The other step we can routinely take is to encourage our patients to thoroughly examine the Society for Assisted Reproductive Technology's clinic-specific IVF data. Asking patients to step back and look at more than pregnancy rates could be the biggest key to reducing multiple gestations with IVF.
Multiples and Mortality
Infant mortality is a problem of major concern to the industrialized world, and it continues to be an important marker for assessing the health and welfare of countries. Despite the fact that the United States spends 15% of its gross national product on health care, it ranks 21st in the world in its infant mortality rate, below countries that spend much less.

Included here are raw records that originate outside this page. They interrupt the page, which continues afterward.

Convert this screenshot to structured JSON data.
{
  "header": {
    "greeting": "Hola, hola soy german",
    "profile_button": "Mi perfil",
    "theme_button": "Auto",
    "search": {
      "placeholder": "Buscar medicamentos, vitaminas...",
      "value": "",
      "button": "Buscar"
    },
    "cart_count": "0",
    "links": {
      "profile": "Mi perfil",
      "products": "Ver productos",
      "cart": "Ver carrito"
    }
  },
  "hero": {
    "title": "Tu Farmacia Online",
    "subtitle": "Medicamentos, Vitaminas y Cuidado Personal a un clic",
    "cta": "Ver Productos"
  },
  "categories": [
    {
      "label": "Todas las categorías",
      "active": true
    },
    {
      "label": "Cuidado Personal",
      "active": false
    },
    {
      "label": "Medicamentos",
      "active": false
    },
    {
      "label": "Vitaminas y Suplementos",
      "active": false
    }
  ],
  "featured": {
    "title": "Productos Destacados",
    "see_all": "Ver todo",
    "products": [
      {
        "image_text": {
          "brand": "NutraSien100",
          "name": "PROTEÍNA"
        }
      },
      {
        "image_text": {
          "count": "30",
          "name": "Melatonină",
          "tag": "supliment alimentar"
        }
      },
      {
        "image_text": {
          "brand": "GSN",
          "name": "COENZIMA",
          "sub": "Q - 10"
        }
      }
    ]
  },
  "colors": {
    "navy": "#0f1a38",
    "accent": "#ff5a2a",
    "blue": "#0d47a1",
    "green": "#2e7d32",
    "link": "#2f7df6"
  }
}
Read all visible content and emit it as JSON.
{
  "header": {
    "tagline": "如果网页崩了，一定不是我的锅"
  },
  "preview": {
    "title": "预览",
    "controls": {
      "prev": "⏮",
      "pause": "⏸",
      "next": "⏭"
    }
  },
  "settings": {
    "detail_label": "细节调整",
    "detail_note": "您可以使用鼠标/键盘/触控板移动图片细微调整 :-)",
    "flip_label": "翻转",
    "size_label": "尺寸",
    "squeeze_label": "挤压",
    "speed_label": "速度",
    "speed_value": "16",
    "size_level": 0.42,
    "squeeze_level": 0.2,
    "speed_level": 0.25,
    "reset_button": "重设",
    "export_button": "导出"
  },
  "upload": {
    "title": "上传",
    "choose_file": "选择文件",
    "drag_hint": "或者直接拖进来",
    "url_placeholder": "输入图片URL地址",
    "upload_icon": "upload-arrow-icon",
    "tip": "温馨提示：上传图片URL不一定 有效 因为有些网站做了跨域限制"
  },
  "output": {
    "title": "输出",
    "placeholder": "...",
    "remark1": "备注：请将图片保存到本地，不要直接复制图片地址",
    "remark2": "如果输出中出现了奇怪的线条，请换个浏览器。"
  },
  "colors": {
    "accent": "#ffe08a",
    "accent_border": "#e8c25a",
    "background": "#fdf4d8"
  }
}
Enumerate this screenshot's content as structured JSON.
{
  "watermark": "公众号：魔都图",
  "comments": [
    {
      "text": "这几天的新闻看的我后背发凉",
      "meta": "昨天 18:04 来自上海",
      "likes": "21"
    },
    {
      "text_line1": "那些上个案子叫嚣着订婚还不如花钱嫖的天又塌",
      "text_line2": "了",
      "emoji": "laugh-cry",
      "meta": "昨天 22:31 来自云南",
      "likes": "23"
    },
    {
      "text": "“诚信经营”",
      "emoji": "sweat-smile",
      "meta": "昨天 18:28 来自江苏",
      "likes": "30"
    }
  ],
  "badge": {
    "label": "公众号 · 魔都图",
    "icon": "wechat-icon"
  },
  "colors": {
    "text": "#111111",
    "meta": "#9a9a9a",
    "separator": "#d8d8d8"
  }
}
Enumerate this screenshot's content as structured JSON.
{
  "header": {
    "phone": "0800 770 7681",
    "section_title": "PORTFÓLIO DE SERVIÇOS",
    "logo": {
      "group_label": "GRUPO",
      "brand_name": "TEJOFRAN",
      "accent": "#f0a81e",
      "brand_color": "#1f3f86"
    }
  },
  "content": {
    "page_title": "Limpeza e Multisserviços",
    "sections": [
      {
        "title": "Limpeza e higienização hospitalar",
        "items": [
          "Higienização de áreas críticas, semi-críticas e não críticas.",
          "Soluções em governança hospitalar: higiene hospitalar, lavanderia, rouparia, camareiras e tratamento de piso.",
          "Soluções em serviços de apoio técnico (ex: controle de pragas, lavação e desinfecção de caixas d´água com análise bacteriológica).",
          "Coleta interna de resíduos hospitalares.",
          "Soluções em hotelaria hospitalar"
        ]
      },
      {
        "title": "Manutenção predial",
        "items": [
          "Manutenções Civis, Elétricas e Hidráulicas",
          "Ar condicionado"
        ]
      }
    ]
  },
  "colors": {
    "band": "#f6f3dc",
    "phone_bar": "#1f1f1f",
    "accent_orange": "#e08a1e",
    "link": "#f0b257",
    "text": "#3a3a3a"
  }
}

The causes of our high infant mortality rate are complex and multifaceted, and we will not attempt in Master Class to address them all. We will, however, address one component: the rising rate of multiple gestations.
Between 1996 and 2002, multiple births in the United States increased more than 22%, from 2.7% to 3.3% of all live births. In 2002, the preterm birth rate among multiple deliveries was approximately 60%, six times higher than the preterm birth rate among singleton births, according to the National Center for Health Statistics. In its preliminary report on births for 2004, the NCHS said that increases in multiple births “have strongly influenced recent upswings” in preterm and low-birth-weight births.
Assisted reproduction plays a role. There is evidence that the percentage of higher-order pregnancies resulting from assisted reproductive technology has been decreasing, but multiple pregnancies with ART remain a problem.
One has to ask whether, with greater care and improved protocols in assisted reproduction, we wouldn't be able to address the continuing effect that infertility treatment has on the rate of multiple pregnancies.
It is a subject that has caught national attention and has been addressed in many quarters. The Society for Assisted Reproductive Technology, an affiliate of the American Society for Reproductive Medicine has examined the issue and made recommendations for improved practice (see sidebar).
My guest professor this month is Dr. Aida Shanti, who is the director of the division of reproductive endocrinology and infertility at the University of Arkansas, Little Rock. She will address these contemporary recommendations and explore how such guidance can potentially have a real impact.
Age-Based Embryo Transfer Guidelines
▸ In patients under the age of 35, no more than two embryos should be transferred in the absence of extraor-dinary circumstances. For patients with the most favorable prognosis, consideration should be given to transferring only a single embryo. Patients having the most favorable prognosis include those who are un-dergoing their first cycle of IVF, have good-quality embryos as judged by morphologic criteria, and have ex-cess of embryos of sufficient quality to warrant cryopreservation. Patients who have had previous success with IVF should also be considered in the most favorable prognostic category.
▸ For patients between 35 and 37 years of age having a more favorable prognosis, no more than two em-bryos should be transferred. All oth-ers in this age group should have no more than three embryos transferred.
▸ For patients between 38 and 40 years of age, no more than four em-bryos should be transferred. For pa-tients in this age group having a more favorable prognosis, considera-tion should be given to transfer of no more than three embryos.
▸ For most patients greater than 40 years of age, no more than five em-bryos should be transferred.
▸ For patients with two or more pre-vious failed IVF cycles and those hav-ing a less favorable prognosis, addi-tional embryos may be transferred according to individual circumstances after appropriate consultation.
▸ In donor egg cycles, the donor's age should determine the appropriate number of embryos to transfer.
Since all oocytes may not fertilize when GIFT is performed, one more oocyte than embryo may be trans-ferred for each prognostic category.
Source: Fertil. Steril. 2004;82:773-4.